Do you or someone you know suffer from Houseplantitis? This common but underdiagnosed condition affects plant lovers around the globe. Common symptoms include:
- You can’t see out your windows because they are full of plants.
- You have no more small dinner plates because they’ve all been repurposed as plant saucers.
- You regularly have to apologize to houseguests because there is nowhere for them to sit or set their coats when they visit without disturbing a plant.
- You regularly use “I’d love to but I have to water my plants” as an excuse to avoid social obligations.
- You’ve already gone through the exhaustive searches for plants that will thrive in the more marginal areas or your house – poor light, high traffic, drafty spots next to doors – and have reached the point of plant saturation.
- You seek out ever more rare and extreme plants, as you no longer find “basic” plants thrilling.
If you struggle with any of these conditions, you may have Houseplantitis.This affliction is defined in medical literature as “A condition that manifests in patients when the quantity of houseplants in a given domicile has swollen to levels that exceed any reasonable use of space.” Sadly, there is no known cure for Houseplantitis. There are, however, several treatments to deal with its symptoms.
The best treatment is acquiring more space for plants. Whether moving to a larger house, building a sunroom or a greenhouse, or simply relocating to a tropical climate where houseplants can happily survive in the much larger space of the great outdoors, more space means less plant crowding. The downside of this treatment is that it can often be impractical and expensive. Furthermore, it can require moving all your plants to a new home, a process which can be traumatic for both plant and plant owner alike.
If this first option is not viable, there are several secondary treatments that are widely available to most consumers that are generally successful in preventing a catastrophic overflow of plant material. One can give away plants to friends, family, coworkers, people you just met, and complete strangers. This may be difficult, as it requires you to pick and choose which plants to keep and which to part with, but has the benefit of endearing yourself to others. It should be noted that this treatment becomes less effective the more often it is used, as those around you will eventually catch onto your ploy and realize you’re simply using them to feed your plant habit.
Another method of reducing your plant inventory is to stop fighting the inevitable death and decay of living matter. It may feel morbid at first, but learning to love the complete life cycle of your plants can be a truly freeing experience. Is your hibiscus showing signs of mite damage? Mites can be a pernicious little beast, often quite difficult to completely eradicate. Instead of putting yourself through the stress of repeated pesticide applications and the anxiety of wondering if you caught the little buggers soon enough, just take a quick trip to the compost pile. Now you get to experience not only the intense emotion of loss but the ecstatic joy of choosing a new plant to take its place!

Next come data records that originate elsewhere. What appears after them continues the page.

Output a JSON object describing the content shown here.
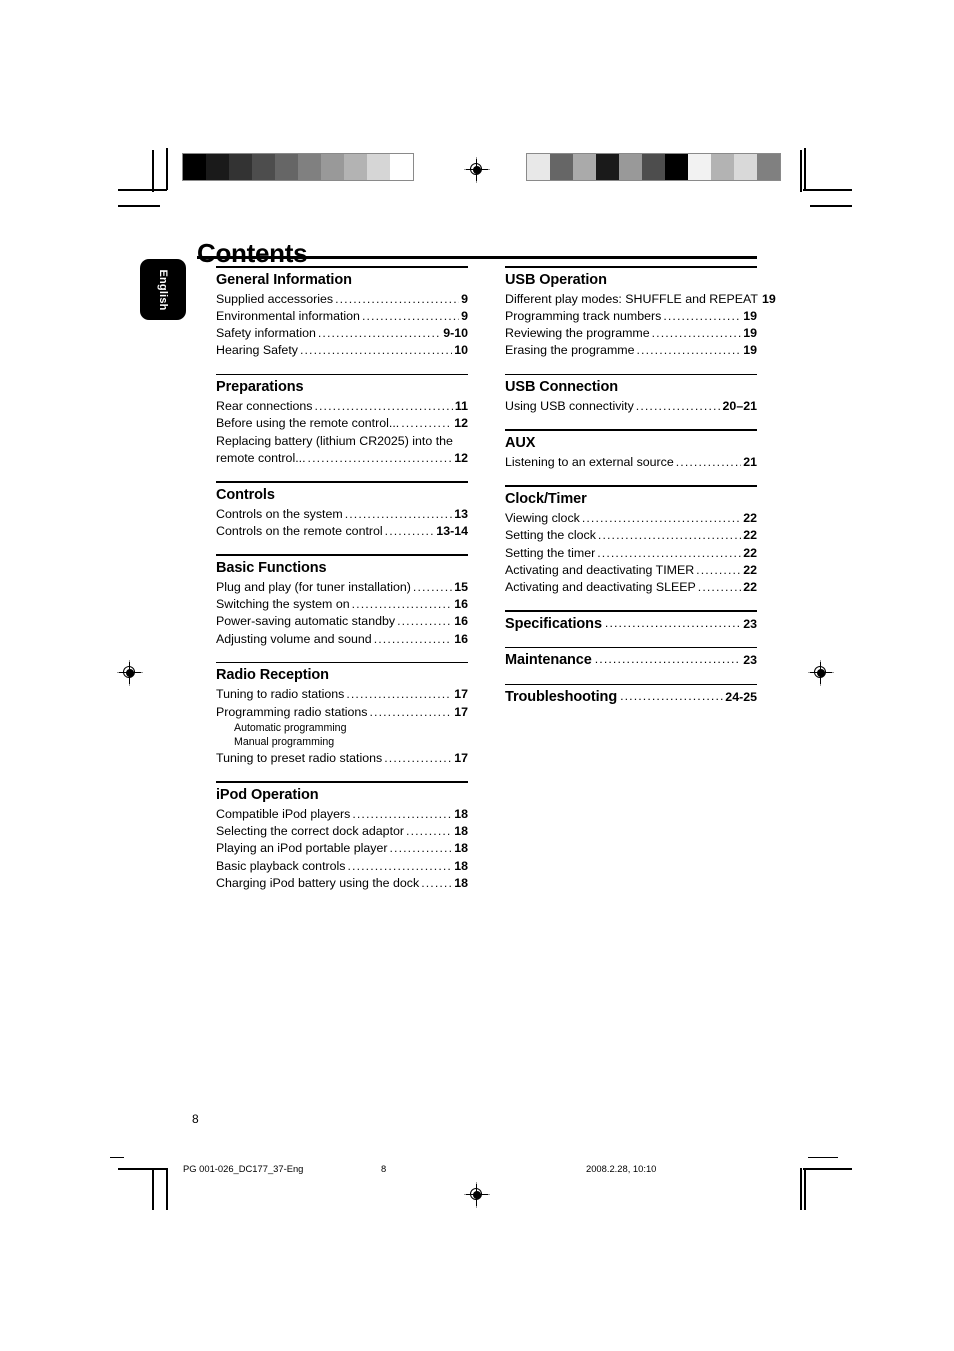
{
  "page": {
    "title": "Contents",
    "language_tab": "English",
    "folio": "8"
  },
  "footer": {
    "file": "PG 001-026_DC177_37-Eng",
    "page": "8",
    "date": "2008.2.28, 10:10"
  },
  "calibration": {
    "left_bar": [
      "#000000",
      "#1a1a1a",
      "#333333",
      "#4d4d4d",
      "#666666",
      "#808080",
      "#999999",
      "#b3b3b3",
      "#d6d6d6",
      "#ffffff"
    ],
    "right_bar": [
      "#e8e8e8",
      "#666666",
      "#aaaaaa",
      "#1a1a1a",
      "#999999",
      "#4d4d4d",
      "#000000",
      "#f2f2f2",
      "#b3b3b3",
      "#d9d9d9",
      "#808080"
    ]
  },
  "columns": {
    "left": [
      {
        "heading": "General Information",
        "entries": [
          {
            "label": "Supplied accessories",
            "page": "9"
          },
          {
            "label": "Environmental information",
            "page": "9"
          },
          {
            "label": "Safety information",
            "page": "9-10"
          },
          {
            "label": "Hearing Safety",
            "page": "10"
          }
        ]
      },
      {
        "heading": "Preparations",
        "entries": [
          {
            "label": "Rear connections",
            "page": "11"
          },
          {
            "label": "Before using the remote control...",
            "page": "12"
          }
        ],
        "wrapped_entry": {
          "line1": "Replacing battery (lithium CR2025) into the",
          "line2": "remote control...",
          "page": "12"
        }
      },
      {
        "heading": "Controls",
        "entries": [
          {
            "label": "Controls on the system",
            "page": "13"
          },
          {
            "label": "Controls on the remote control",
            "page": "13-14"
          }
        ]
      },
      {
        "heading": "Basic Functions",
        "entries": [
          {
            "label": "Plug and play (for tuner installation)",
            "page": "15"
          },
          {
            "label": "Switching the system on",
            "page": "16"
          },
          {
            "label": "Power-saving automatic standby",
            "page": "16"
          },
          {
            "label": "Adjusting volume and sound",
            "page": "16"
          }
        ]
      },
      {
        "heading": "Radio Reception",
        "entries": [
          {
            "label": "Tuning to radio stations",
            "page": "17"
          },
          {
            "label": "Programming radio stations",
            "page": "17"
          }
        ],
        "subentries": [
          "Automatic programming",
          "Manual programming"
        ],
        "entries_after_sub": [
          {
            "label": "Tuning to preset radio stations",
            "page": "17"
          }
        ]
      },
      {
        "heading": "iPod Operation",
        "entries": [
          {
            "label": "Compatible iPod players",
            "page": "18"
          },
          {
            "label": "Selecting the correct dock adaptor",
            "page": "18"
          },
          {
            "label": "Playing an iPod portable player",
            "page": "18"
          },
          {
            "label": "Basic playback controls",
            "page": "18"
          },
          {
            "label": "Charging iPod battery using the dock",
            "page": "18"
          }
        ]
      }
    ],
    "right": [
      {
        "heading": "USB Operation",
        "entries": [
          {
            "label": "Different play modes: SHUFFLE and REPEAT",
            "page": "19",
            "no_dots": true
          },
          {
            "label": "Programming track numbers",
            "page": "19"
          },
          {
            "label": "Reviewing the programme",
            "page": "19"
          },
          {
            "label": "Erasing the programme",
            "page": "19"
          }
        ]
      },
      {
        "heading": "USB Connection",
        "entries": [
          {
            "label": "Using USB connectivity",
            "page": "20–21"
          }
        ]
      },
      {
        "heading": "AUX",
        "entries": [
          {
            "label": "Listening to an external source",
            "page": "21"
          }
        ]
      },
      {
        "heading": "Clock/Timer",
        "entries": [
          {
            "label": "Viewing clock",
            "page": "22"
          },
          {
            "label": "Setting the clock",
            "page": "22"
          },
          {
            "label": "Setting the timer",
            "page": "22"
          },
          {
            "label": "Activating and deactivating TIMER",
            "page": "22"
          },
          {
            "label": "Activating and deactivating SLEEP",
            "page": "22"
          }
        ]
      },
      {
        "heading": "Specifications",
        "heading_page": "23",
        "entries": []
      },
      {
        "heading": "Maintenance",
        "heading_page": "23",
        "entries": []
      },
      {
        "heading": "Troubleshooting",
        "heading_page": "24-25",
        "entries": []
      }
    ]
  }
}
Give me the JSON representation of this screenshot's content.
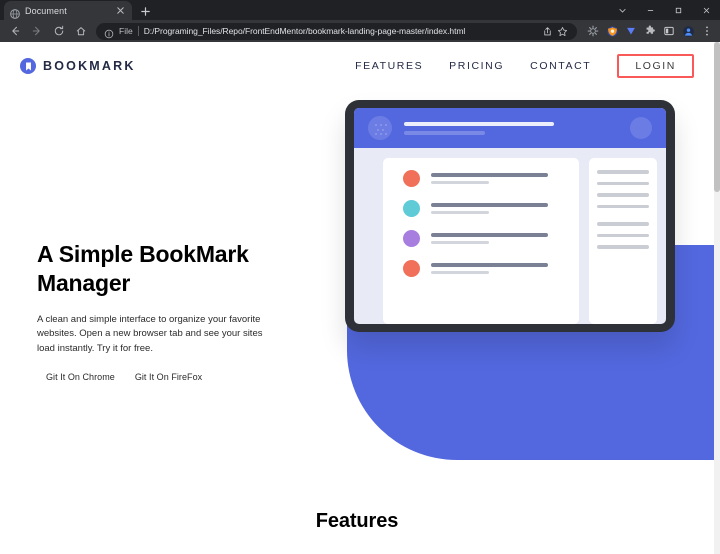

Naturally, each of these treatment methods has its benefits and drawbacks. We do not recommend choosing a particular approach until you’ve consulted with a horticulture professional to help determine which is best for you. The good news is we’re here for you. Whether you’ve been suffering from houseplantitis for years or if you simply suspect you may be showing the early stages of this often crippling ailment, our expert staff can help you decide the best way to manage the symptoms and regain control over your life, because nobody should have to agonize over something as joyous as introducing one more beautiful plant to their home!
Originally published on February 1st, 2019.